Capital Is Energy
When I was in the high-tech industry, I built robotic systems for a while. Whenever there was a problem, we would sit down as a team and evaluate the entire system: the hardware, the software, and the human interface. We were looking to find what change we could make that would allow the whole system to function.
In my mind, I frequently take this systems approach and apply it to the food system. If you want to change what happens to that system, why on earth do you care what kind of capital it takes to do what you need? Capital is energy.
This systems approach is essentially what RSF’s integrated capital approach is all about. My relationship with RSF started 12 years ago when I met Don Shaffer. Through Don, I connected with an entire ecosystem of people who were working to change the way economies and money work. One of the people I met was Esther Park, who was then RSF’s director of social enterprise lending.
In 2015, Esther became the CEO of Cienega Capital, an investment firm I founded for soil health, regenerative agricultural practices, and local food systems. I am thrilled to work alongside one of the framers of integrated capital. She is not only a talented and creative deal-maker but a thoughtful leader in the field. Even though she calls herself a banker with a heart, I see her as a heart who has banking skills.
Soil health is an important consideration for all people who want to make the world a better place.
In addition to investment capital, we also work as a team to deploy philanthropic capital.
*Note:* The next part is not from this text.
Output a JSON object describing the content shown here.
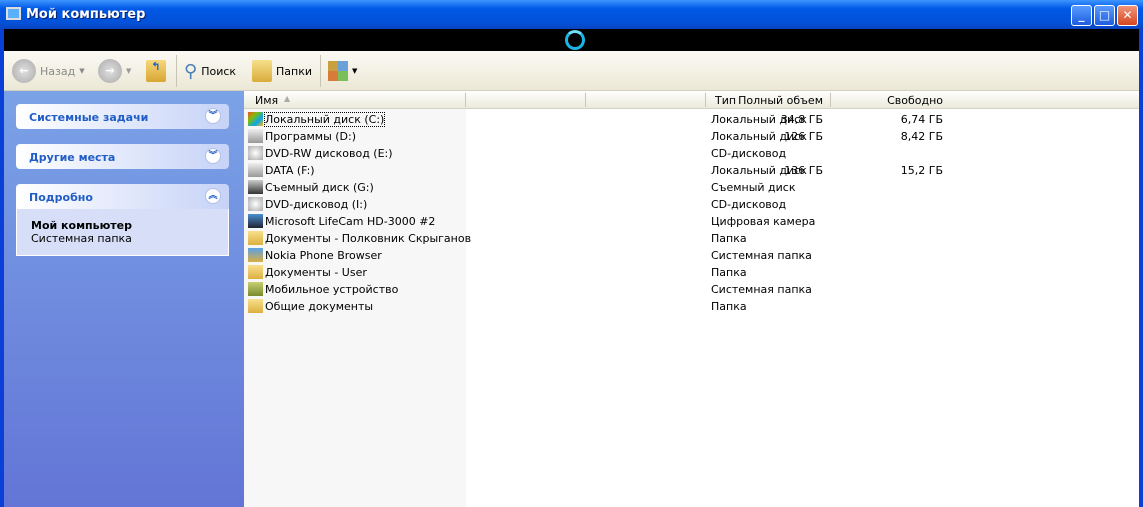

The key is first to figure out where capital
is needed and then what type of capital best supports the change-makers.
I am an engineer, not a marketer. To me, talking about my journey to restore the health of soils sometimes seems like an interruption of my “real work.” It was not until I met Nikki Silvestri, whom I’ve since hired as a strategic communications consultant, that I was convinced otherwise. She helped me recognize the value of sharing with my peers in social finance and philanthropy the importance of soil health and the possibilities of integrated capital for their respective causes.
With Nikki’s expertise, we launched the #NoRegrets initiative. Part integrated capital resource, part education campaign, we seek to inform and inspire philanthropists and investors about the remarkable, interconnected life of the soil. No matter what you care about, I can show you why soil health is vital to your mission, be it human health, ecosystem vibrancy, or climate change mitigation. Soil health is an important consideration for all people who want to make the world a better place.
The name #NoRegrets has a double meaning. Carbon sequestration in soil is called a “no regrets negative emissions technology.” The process takes CO2 out of the air and puts carbon (and life) into the soil. Improving soil health would be the most important work of the 21st century, even without climate change because of the current degraded state of the planet’s agricultural soils. If we build expensive technology to scrub CO2 from the air, all of that money will be spent on just mitigating climate change. Why not address our many problems by creating many more solutions all at once?
The second reason I call this initiative #NoRegrets is more obvious: my grandchildren. When they ask how we failed to address climate change, I want to be able to tell them I did everything I could think of.
Connect with the #NoRegrets Initiative at noregretsinitiative.com